Is Oil & Gas Turning the Corner?

Oil Gas

From Pandemic - to Recovery - to War

The oil and gas industry has survived a few tough years with weak demands and low prices thanks to the COVID-19 pandemic and other factors. Compared to 2020, executives in the oil, gas, and chemistry industry anticipate more growth in 2022. Unfortunately, that growth will likely have been accelerated through the war in Ukraine.

In 2019’s Oil, Gas & Chemicals Industry Outlook, published by Deloitte, a survey found that recovery was returning with expectations for increased economic growth in commodity, prices, and investments, all of which were more positive than the previous years. Higher oil and gas prices were expected for 2020 gaining economic growth expectations. The pandemic slammed the pause button, and war in Ukraine shifted realities once again.

Transformation and Uncertainty

As we move into the middle of 2022, many oil and gas companies are looking to reinvent themselves by practicing capital discipline, focusing on financial health, committing to climate change, and transforming business models. The positivity of such changes is reflected in surveys completed by Deloitte where nearly two-thirds of oil and gas executives state they’re highly positive about strategic changes made by their organizations.

Accidents Around the Workplace

With all the pending growth in the oil and gas industry, the smallest oversight could cause a dangerous downward slope – fines, accidents, and deaths. The safety performance of The International Association of Oil and Gas Producers (IOGP) member companies in 2020, based on the analysis of 2,544 million work hours of data, provides some insight. Submissions were made by 48 of the 58 IOGP operating company members. The data reported cover operations in 94 countries. The resulting fatal accident rate (0.55) is 33% lower than last year’s figure (0.82)

Oil jobs are making a major comeback! That’s why it’s critical we talk about ways to keep them safe.

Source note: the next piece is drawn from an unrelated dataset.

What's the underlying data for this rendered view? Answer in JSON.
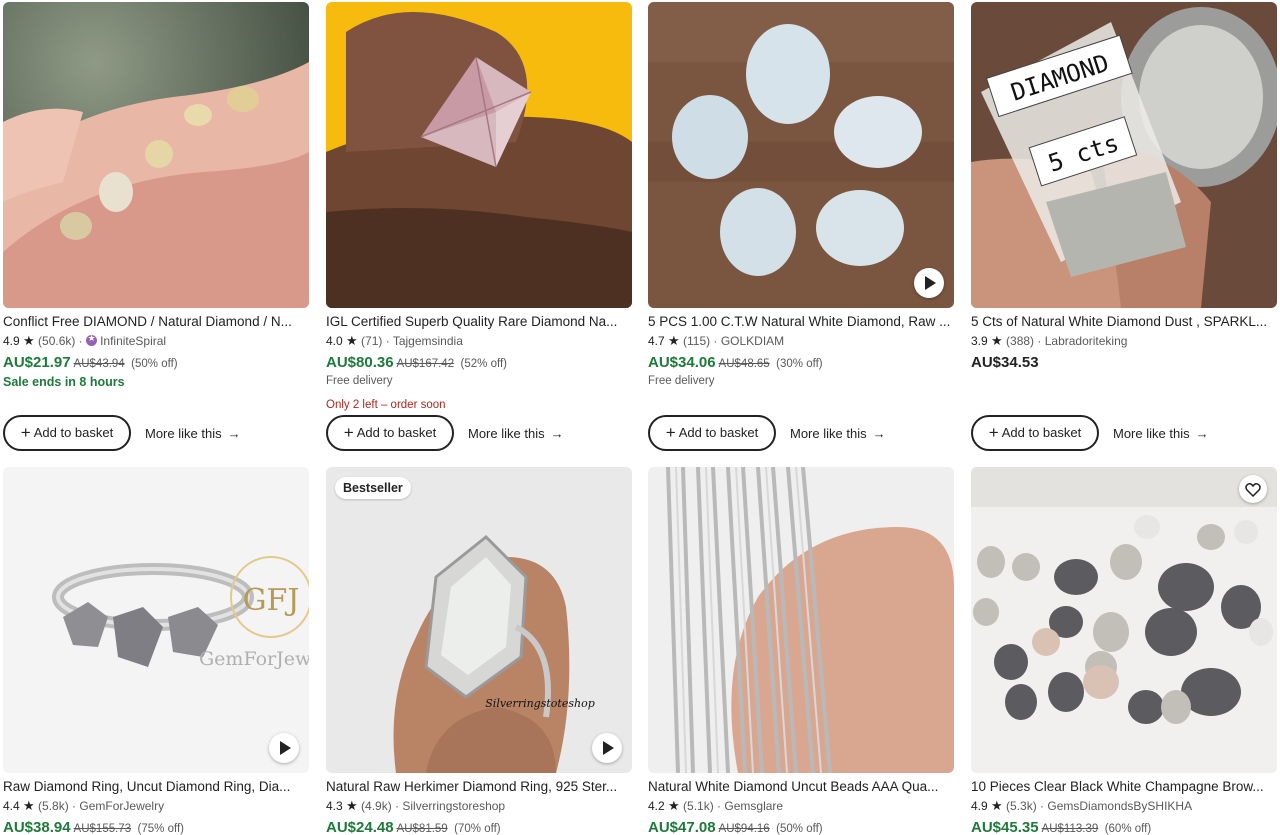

There’s no doubt that drilling for oil is a dangerous job. Accidents can quickly occur – especially fires and explosions. It's important to recognize and understand the hazards associated with hot work on oilfield tanks, tankers, and other related equipment.

Roughnecks are engaged in diverse industrial processes to drill and service a well. They work with specialized equipment while dealing with distinct safety and health hazards that could result in fatalities.

The most common work-related hazards, per the Occupational Safety and Health Administration (OSHA) include:

  • Vehicle accidents
  • Struck-By/Caught-in/Caught-between
  • Explosions and fires
  • Falls
  • Confined spaces
  • Chemical exposures

Vehicles and motorized equipment present an ignition hazard if located too close to the wellbore or other potential flammable vapor sources – such as, flow back tanks, frac tanks, and production tanks.

When flammable vapors or gases are released, engines and motors can ignite the vapors and cause fires and explosions. 

Investigations by OSHA and the U.S. Chemical Safety Board (CSB) document a history of fires and explosions at workplaces – such as oilfields and refineries. Workers described experiencing dizziness, fainting, headache, nausea, and, in some cases, death while gauging tanks, collecting samples, or transferring fluids.

Understanding specific hazards and steps to protect yourself and others is critical to eliminating dangerous situations from occurring. 

What can you do to protect workers, as noted by OSHA:

  1. Conduct a fire risk assessment at the worksite
  2. Train workers to know when an engine “over revs” or starts “running away,” causing  a gas/vapor cloud
  3. Test the area for a potential source of ‘release’ as they relate to on-site ignition sources
  4. Establish acceptable locations, restrictions, and entry routes for vehicles and motorized equipment, including contractors’ equipment
  5. Ensure that the location of all vehicles/motorized equipment is within the established areas, boundaries, and entry routes
  6. Develop a Job Hazard Analysis (JHA) that includes fire risk hazards
  7. Review the JHA, fire prevention plans, and emergency evacuation procedures at daily shift meetings.
  8. Use required PPE, gas detection devices (personal), and be mindful of all alarms
  9. Follow employers’ safe work practices and procedures
  10. Remove other potential ignition sources from the hazard zone – such as static, cell phones, open flames, cigarettes, sparks from tools or metal objects, etc.

With the oil and gas industry booming again, let’s work together to ensure workers are safe and informed about potential hazards. And remember, if you are not sure, follow STEPS advice and stop the job and ask if it’s safe. Everyone has the right to stop work that is unsafe.

AccuformNMC has signs, labels, tags, lockout devices, and more to protect workers from dangerous accidents at oil and well sites!